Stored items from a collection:
== == ==
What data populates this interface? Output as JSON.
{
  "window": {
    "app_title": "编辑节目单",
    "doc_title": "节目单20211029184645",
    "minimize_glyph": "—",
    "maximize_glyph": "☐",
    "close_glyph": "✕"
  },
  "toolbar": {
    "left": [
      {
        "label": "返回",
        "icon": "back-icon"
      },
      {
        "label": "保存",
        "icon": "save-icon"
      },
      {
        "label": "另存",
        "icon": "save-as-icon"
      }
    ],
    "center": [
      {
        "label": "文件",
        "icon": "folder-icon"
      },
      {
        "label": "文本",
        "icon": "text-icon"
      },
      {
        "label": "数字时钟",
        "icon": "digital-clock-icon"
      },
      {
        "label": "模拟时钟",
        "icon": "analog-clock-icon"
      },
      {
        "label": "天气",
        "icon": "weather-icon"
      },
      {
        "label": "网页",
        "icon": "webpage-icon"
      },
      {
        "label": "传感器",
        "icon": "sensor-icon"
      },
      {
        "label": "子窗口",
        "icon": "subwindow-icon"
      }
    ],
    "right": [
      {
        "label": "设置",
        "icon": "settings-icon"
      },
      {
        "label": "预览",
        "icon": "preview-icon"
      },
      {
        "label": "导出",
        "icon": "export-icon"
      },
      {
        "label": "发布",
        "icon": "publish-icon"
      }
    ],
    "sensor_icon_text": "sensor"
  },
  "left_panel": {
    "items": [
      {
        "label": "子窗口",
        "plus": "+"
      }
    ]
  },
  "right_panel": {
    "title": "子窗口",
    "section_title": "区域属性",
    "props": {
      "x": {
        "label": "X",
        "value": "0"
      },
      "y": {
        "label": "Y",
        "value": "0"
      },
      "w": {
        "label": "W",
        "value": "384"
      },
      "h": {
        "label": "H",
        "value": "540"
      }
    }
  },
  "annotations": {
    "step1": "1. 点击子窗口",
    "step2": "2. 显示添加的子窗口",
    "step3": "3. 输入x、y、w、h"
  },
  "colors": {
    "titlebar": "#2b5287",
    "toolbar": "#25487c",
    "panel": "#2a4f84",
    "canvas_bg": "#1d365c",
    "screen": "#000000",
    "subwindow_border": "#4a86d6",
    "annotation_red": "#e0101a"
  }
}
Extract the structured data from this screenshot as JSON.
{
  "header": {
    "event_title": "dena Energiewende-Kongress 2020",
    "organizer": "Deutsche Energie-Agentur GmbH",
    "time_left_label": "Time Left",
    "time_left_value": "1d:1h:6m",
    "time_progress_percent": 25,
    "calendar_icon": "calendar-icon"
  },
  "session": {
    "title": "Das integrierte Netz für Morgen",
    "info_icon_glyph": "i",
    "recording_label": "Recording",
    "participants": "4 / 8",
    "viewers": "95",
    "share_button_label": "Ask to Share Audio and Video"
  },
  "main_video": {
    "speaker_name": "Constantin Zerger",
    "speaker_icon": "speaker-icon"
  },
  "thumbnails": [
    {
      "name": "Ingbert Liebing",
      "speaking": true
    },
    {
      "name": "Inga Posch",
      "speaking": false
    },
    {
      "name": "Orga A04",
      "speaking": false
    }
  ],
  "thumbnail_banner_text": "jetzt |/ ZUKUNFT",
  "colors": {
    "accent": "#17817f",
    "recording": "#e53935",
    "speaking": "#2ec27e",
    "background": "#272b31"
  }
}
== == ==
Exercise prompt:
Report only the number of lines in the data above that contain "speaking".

Answer for the task:
4